━━ Supplied records

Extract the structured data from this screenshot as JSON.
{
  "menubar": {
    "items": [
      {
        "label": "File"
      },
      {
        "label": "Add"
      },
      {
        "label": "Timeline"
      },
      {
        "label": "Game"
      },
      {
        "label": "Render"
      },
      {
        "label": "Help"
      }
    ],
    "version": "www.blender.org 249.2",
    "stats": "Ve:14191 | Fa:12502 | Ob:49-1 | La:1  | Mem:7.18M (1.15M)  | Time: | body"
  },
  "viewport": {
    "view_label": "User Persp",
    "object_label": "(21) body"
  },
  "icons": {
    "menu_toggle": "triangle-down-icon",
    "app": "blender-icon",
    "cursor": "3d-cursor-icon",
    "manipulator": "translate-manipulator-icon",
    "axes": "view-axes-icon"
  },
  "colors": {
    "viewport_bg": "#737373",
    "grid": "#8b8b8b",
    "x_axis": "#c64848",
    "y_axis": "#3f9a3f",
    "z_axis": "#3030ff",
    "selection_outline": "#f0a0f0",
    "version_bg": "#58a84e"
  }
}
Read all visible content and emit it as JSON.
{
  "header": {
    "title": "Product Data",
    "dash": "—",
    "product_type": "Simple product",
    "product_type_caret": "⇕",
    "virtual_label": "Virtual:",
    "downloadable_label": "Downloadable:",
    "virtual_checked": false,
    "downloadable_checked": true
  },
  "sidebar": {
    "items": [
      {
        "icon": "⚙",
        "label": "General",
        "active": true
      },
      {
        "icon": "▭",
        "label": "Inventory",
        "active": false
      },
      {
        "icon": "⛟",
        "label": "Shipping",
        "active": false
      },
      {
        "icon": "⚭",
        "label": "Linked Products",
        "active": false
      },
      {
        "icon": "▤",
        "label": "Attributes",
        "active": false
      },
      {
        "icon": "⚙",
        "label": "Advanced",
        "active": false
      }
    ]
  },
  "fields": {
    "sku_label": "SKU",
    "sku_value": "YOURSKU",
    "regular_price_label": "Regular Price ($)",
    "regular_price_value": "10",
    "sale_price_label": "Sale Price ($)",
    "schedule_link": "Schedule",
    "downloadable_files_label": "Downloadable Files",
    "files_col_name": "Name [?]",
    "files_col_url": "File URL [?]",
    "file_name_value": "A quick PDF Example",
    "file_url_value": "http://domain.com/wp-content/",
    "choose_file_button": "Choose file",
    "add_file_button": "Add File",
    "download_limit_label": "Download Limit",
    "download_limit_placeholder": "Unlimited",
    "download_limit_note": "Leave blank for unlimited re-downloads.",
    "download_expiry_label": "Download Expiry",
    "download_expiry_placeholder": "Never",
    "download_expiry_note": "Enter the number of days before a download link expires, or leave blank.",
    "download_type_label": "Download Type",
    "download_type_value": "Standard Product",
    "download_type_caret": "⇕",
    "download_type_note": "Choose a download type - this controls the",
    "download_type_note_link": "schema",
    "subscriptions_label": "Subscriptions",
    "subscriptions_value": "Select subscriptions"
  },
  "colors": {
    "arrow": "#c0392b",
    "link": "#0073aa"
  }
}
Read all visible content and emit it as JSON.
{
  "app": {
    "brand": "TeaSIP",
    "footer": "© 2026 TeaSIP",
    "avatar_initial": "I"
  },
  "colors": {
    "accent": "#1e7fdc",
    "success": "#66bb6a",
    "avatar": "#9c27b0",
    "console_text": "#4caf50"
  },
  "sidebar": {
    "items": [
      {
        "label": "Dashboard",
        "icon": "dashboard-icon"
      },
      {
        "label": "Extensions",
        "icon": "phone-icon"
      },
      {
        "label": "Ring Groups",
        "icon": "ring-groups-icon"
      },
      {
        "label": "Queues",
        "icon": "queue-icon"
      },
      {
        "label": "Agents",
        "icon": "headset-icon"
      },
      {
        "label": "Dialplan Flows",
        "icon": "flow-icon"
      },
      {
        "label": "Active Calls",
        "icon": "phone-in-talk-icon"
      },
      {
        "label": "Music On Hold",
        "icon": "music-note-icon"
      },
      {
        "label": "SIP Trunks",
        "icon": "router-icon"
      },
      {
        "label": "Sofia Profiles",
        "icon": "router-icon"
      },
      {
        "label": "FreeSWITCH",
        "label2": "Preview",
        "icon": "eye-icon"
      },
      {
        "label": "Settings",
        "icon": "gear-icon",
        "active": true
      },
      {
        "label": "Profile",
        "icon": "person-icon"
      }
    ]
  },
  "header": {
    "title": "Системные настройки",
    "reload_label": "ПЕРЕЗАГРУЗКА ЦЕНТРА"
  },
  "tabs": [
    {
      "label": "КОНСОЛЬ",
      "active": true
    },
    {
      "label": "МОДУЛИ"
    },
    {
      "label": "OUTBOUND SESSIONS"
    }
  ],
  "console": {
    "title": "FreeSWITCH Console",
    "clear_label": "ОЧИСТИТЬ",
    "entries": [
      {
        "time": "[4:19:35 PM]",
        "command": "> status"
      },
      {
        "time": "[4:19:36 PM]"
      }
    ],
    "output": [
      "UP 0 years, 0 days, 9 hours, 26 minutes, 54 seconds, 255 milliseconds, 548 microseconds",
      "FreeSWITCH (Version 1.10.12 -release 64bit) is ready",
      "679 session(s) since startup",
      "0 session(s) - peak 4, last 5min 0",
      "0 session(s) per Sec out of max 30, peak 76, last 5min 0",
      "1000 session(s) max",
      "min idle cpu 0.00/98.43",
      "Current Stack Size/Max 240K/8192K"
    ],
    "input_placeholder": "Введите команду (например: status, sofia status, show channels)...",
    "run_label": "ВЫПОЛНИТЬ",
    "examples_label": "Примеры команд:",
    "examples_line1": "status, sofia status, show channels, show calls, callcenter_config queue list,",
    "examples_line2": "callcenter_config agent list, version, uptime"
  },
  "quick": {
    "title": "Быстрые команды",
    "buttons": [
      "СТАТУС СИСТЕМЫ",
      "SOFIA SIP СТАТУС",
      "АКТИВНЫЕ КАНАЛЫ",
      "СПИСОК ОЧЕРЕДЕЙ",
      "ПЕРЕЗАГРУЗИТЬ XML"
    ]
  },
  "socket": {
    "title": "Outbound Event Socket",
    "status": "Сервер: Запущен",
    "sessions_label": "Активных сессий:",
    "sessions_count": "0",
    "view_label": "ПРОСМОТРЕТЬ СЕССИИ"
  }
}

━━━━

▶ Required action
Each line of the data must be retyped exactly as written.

▶ Response area
Extract the structured data from this screenshot as JSON.
{
  "menubar": {
    "items": [
      {
        "label": "File"
      },
      {
        "label": "Add"
      },
      {
        "label": "Timeline"
      },
      {
        "label": "Game"
      },
      {
        "label": "Render"
      },
      {
        "label": "Help"
      }
    ],
    "version": "www.blender.org 249.2",
    "stats": "Ve:14191 | Fa:12502 | Ob:49-1 | La:1  | Mem:7.18M (1.15M)  | Time: | body"
  },
  "viewport": {
    "view_label": "User Persp",
    "object_label": "(21) body"
  },
  "icons": {
    "menu_toggle": "triangle-down-icon",
    "app": "blender-icon",
    "cursor": "3d-cursor-icon",
    "manipulator": "translate-manipulator-icon",
    "axes": "view-axes-icon"
  },
  "colors": {
    "viewport_bg": "#737373",
    "grid": "#8b8b8b",
    "x_axis": "#c64848",
    "y_axis": "#3f9a3f",
    "z_axis": "#3030ff",
    "selection_outline": "#f0a0f0",
    "version_bg": "#58a84e"
  }
}
Read all visible content and emit it as JSON.
{
  "header": {
    "title": "Product Data",
    "dash": "—",
    "product_type": "Simple product",
    "product_type_caret": "⇕",
    "virtual_label": "Virtual:",
    "downloadable_label": "Downloadable:",
    "virtual_checked": false,
    "downloadable_checked": true
  },
  "sidebar": {
    "items": [
      {
        "icon": "⚙",
        "label": "General",
        "active": true
      },
      {
        "icon": "▭",
        "label": "Inventory",
        "active": false
      },
      {
        "icon": "⛟",
        "label": "Shipping",
        "active": false
      },
      {
        "icon": "⚭",
        "label": "Linked Products",
        "active": false
      },
      {
        "icon": "▤",
        "label": "Attributes",
        "active": false
      },
      {
        "icon": "⚙",
        "label": "Advanced",
        "active": false
      }
    ]
  },
  "fields": {
    "sku_label": "SKU",
    "sku_value": "YOURSKU",
    "regular_price_label": "Regular Price ($)",
    "regular_price_value": "10",
    "sale_price_label": "Sale Price ($)",
    "schedule_link": "Schedule",
    "downloadable_files_label": "Downloadable Files",
    "files_col_name": "Name [?]",
    "files_col_url": "File URL [?]",
    "file_name_value": "A quick PDF Example",
    "file_url_value": "http://domain.com/wp-content/",
    "choose_file_button": "Choose file",
    "add_file_button": "Add File",
    "download_limit_label": "Download Limit",
    "download_limit_placeholder": "Unlimited",
    "download_limit_note": "Leave blank for unlimited re-downloads.",
    "download_expiry_label": "Download Expiry",
    "download_expiry_placeholder": "Never",
    "download_expiry_note": "Enter the number of days before a download link expires, or leave blank.",
    "download_type_label": "Download Type",
    "download_type_value": "Standard Product",
    "download_type_caret": "⇕",
    "download_type_note": "Choose a download type - this controls the",
    "download_type_note_link": "schema",
    "subscriptions_label": "Subscriptions",
    "subscriptions_value": "Select subscriptions"
  },
  "colors": {
    "arrow": "#c0392b",
    "link": "#0073aa"
  }
}
Read all visible content and emit it as JSON.
{
  "app": {
    "brand": "TeaSIP",
    "footer": "© 2026 TeaSIP",
    "avatar_initial": "I"
  },
  "colors": {
    "accent": "#1e7fdc",
    "success": "#66bb6a",
    "avatar": "#9c27b0",
    "console_text": "#4caf50"
  },
  "sidebar": {
    "items": [
      {
        "label": "Dashboard",
        "icon": "dashboard-icon"
      },
      {
        "label": "Extensions",
        "icon": "phone-icon"
      },
      {
        "label": "Ring Groups",
        "icon": "ring-groups-icon"
      },
      {
        "label": "Queues",
        "icon": "queue-icon"
      },
      {
        "label": "Agents",
        "icon": "headset-icon"
      },
      {
        "label": "Dialplan Flows",
        "icon": "flow-icon"
      },
      {
        "label": "Active Calls",
        "icon": "phone-in-talk-icon"
      },
      {
        "label": "Music On Hold",
        "icon": "music-note-icon"
      },
      {
        "label": "SIP Trunks",
        "icon": "router-icon"
      },
      {
        "label": "Sofia Profiles",
        "icon": "router-icon"
      },
      {
        "label": "FreeSWITCH",
        "label2": "Preview",
        "icon": "eye-icon"
      },
      {
        "label": "Settings",
        "icon": "gear-icon",
        "active": true
      },
      {
        "label": "Profile",
        "icon": "person-icon"
      }
    ]
  },
  "header": {
    "title": "Системные настройки",
    "reload_label": "ПЕРЕЗАГРУЗКА ЦЕНТРА"
  },
  "tabs": [
    {
      "label": "КОНСОЛЬ",
      "active": true
    },
    {
      "label": "МОДУЛИ"
    },
    {
      "label": "OUTBOUND SESSIONS"
    }
  ],
  "console": {
    "title": "FreeSWITCH Console",
    "clear_label": "ОЧИСТИТЬ",
    "entries": [
      {
        "time": "[4:19:35 PM]",
        "command": "> status"
      },
      {
        "time": "[4:19:36 PM]"
      }
    ],
    "output": [
      "UP 0 years, 0 days, 9 hours, 26 minutes, 54 seconds, 255 milliseconds, 548 microseconds",
      "FreeSWITCH (Version 1.10.12 -release 64bit) is ready",
      "679 session(s) since startup",
      "0 session(s) - peak 4, last 5min 0",
      "0 session(s) per Sec out of max 30, peak 76, last 5min 0",
      "1000 session(s) max",
      "min idle cpu 0.00/98.43",
      "Current Stack Size/Max 240K/8192K"
    ],
    "input_placeholder": "Введите команду (например: status, sofia status, show channels)...",
    "run_label": "ВЫПОЛНИТЬ",
    "examples_label": "Примеры команд:",
    "examples_line1": "status, sofia status, show channels, show calls, callcenter_config queue list,",
    "examples_line2": "callcenter_config agent list, version, uptime"
  },
  "quick": {
    "title": "Быстрые команды",
    "buttons": [
      "СТАТУС СИСТЕМЫ",
      "SOFIA SIP СТАТУС",
      "АКТИВНЫЕ КАНАЛЫ",
      "СПИСОК ОЧЕРЕДЕЙ",
      "ПЕРЕЗАГРУЗИТЬ XML"
    ]
  },
  "socket": {
    "title": "Outbound Event Socket",
    "status": "Сервер: Запущен",
    "sessions_label": "Активных сессий:",
    "sessions_count": "0",
    "view_label": "ПРОСМОТРЕТЬ СЕССИИ"
  }
}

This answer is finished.